■ **Work to complete**
Would you output each record exactly as it stands?

Dataset rows for apps and sites
↓↓↓
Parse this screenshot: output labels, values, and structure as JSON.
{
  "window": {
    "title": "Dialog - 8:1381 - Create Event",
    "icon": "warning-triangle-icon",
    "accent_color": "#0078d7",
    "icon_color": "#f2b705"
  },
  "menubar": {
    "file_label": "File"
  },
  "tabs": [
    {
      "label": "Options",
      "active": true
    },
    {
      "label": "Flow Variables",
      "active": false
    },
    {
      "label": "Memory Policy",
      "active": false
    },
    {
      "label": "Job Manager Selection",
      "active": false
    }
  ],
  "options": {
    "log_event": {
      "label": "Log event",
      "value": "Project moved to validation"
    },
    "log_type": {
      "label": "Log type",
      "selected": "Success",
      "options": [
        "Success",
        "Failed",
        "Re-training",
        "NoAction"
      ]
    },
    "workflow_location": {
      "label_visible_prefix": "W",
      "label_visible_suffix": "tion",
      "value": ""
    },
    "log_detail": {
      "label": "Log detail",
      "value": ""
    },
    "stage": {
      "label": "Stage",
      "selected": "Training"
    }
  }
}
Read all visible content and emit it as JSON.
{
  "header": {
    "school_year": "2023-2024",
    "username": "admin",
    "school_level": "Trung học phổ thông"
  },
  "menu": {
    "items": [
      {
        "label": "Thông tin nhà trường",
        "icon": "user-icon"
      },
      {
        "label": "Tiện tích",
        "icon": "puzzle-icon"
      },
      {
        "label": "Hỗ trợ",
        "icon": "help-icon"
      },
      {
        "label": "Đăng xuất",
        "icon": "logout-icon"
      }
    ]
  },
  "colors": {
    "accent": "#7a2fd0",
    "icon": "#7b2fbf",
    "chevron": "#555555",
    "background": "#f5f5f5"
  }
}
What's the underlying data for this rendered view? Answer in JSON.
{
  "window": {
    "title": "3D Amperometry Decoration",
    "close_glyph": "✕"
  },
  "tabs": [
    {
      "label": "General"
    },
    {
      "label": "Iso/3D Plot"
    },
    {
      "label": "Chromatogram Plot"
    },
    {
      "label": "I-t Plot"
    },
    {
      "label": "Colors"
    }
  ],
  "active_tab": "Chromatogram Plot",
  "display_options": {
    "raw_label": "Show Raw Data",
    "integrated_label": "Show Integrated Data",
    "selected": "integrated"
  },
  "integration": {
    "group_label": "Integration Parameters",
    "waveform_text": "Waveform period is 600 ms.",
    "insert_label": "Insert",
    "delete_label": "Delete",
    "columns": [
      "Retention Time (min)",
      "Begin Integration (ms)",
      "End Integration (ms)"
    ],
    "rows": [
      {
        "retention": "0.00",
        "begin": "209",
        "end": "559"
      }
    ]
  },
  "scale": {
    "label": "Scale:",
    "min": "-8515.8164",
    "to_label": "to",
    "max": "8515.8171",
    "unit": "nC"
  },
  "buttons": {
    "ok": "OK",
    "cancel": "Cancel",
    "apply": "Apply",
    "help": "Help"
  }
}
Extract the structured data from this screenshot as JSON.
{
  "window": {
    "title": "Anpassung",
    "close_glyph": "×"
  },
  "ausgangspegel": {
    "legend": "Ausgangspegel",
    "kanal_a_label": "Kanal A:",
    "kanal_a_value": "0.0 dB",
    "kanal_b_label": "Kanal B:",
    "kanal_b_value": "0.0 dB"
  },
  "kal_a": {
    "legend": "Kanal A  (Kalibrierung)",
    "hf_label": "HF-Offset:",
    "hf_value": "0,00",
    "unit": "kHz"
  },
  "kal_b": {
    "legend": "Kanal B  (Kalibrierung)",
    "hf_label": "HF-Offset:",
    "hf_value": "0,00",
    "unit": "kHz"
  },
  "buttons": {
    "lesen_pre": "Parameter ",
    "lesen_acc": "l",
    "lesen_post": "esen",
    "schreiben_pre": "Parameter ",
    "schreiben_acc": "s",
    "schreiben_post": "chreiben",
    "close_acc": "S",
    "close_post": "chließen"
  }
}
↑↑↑
■ **Output of the exercise**
Parse this screenshot: output labels, values, and structure as JSON.
{
  "window": {
    "title": "Dialog - 8:1381 - Create Event",
    "icon": "warning-triangle-icon",
    "accent_color": "#0078d7",
    "icon_color": "#f2b705"
  },
  "menubar": {
    "file_label": "File"
  },
  "tabs": [
    {
      "label": "Options",
      "active": true
    },
    {
      "label": "Flow Variables",
      "active": false
    },
    {
      "label": "Memory Policy",
      "active": false
    },
    {
      "label": "Job Manager Selection",
      "active": false
    }
  ],
  "options": {
    "log_event": {
      "label": "Log event",
      "value": "Project moved to validation"
    },
    "log_type": {
      "label": "Log type",
      "selected": "Success",
      "options": [
        "Success",
        "Failed",
        "Re-training",
        "NoAction"
      ]
    },
    "workflow_location": {
      "label_visible_prefix": "W",
      "label_visible_suffix": "tion",
      "value": ""
    },
    "log_detail": {
      "label": "Log detail",
      "value": ""
    },
    "stage": {
      "label": "Stage",
      "selected": "Training"
    }
  }
}
Read all visible content and emit it as JSON.
{
  "header": {
    "school_year": "2023-2024",
    "username": "admin",
    "school_level": "Trung học phổ thông"
  },
  "menu": {
    "items": [
      {
        "label": "Thông tin nhà trường",
        "icon": "user-icon"
      },
      {
        "label": "Tiện tích",
        "icon": "puzzle-icon"
      },
      {
        "label": "Hỗ trợ",
        "icon": "help-icon"
      },
      {
        "label": "Đăng xuất",
        "icon": "logout-icon"
      }
    ]
  },
  "colors": {
    "accent": "#7a2fd0",
    "icon": "#7b2fbf",
    "chevron": "#555555",
    "background": "#f5f5f5"
  }
}
What's the underlying data for this rendered view? Answer in JSON.
{
  "window": {
    "title": "3D Amperometry Decoration",
    "close_glyph": "✕"
  },
  "tabs": [
    {
      "label": "General"
    },
    {
      "label": "Iso/3D Plot"
    },
    {
      "label": "Chromatogram Plot"
    },
    {
      "label": "I-t Plot"
    },
    {
      "label": "Colors"
    }
  ],
  "active_tab": "Chromatogram Plot",
  "display_options": {
    "raw_label": "Show Raw Data",
    "integrated_label": "Show Integrated Data",
    "selected": "integrated"
  },
  "integration": {
    "group_label": "Integration Parameters",
    "waveform_text": "Waveform period is 600 ms.",
    "insert_label": "Insert",
    "delete_label": "Delete",
    "columns": [
      "Retention Time (min)",
      "Begin Integration (ms)",
      "End Integration (ms)"
    ],
    "rows": [
      {
        "retention": "0.00",
        "begin": "209",
        "end": "559"
      }
    ]
  },
  "scale": {
    "label": "Scale:",
    "min": "-8515.8164",
    "to_label": "to",
    "max": "8515.8171",
    "unit": "nC"
  },
  "buttons": {
    "ok": "OK",
    "cancel": "Cancel",
    "apply": "Apply",
    "help": "Help"
  }
}
Extract the structured data from this screenshot as JSON.
{
  "window": {
    "title": "Anpassung",
    "close_glyph": "×"
  },
  "ausgangspegel": {
    "legend": "Ausgangspegel",
    "kanal_a_label": "Kanal A:",
    "kanal_a_value": "0.0 dB",
    "kanal_b_label": "Kanal B:",
    "kanal_b_value": "0.0 dB"
  },
  "kal_a": {
    "legend": "Kanal A  (Kalibrierung)",
    "hf_label": "HF-Offset:",
    "hf_value": "0,00",
    "unit": "kHz"
  },
  "kal_b": {
    "legend": "Kanal B  (Kalibrierung)",
    "hf_label": "HF-Offset:",
    "hf_value": "0,00",
    "unit": "kHz"
  },
  "buttons": {
    "lesen_pre": "Parameter ",
    "lesen_acc": "l",
    "lesen_post": "esen",
    "schreiben_pre": "Parameter ",
    "schreiben_acc": "s",
    "schreiben_post": "chreiben",
    "close_acc": "S",
    "close_post": "chließen"
  }
}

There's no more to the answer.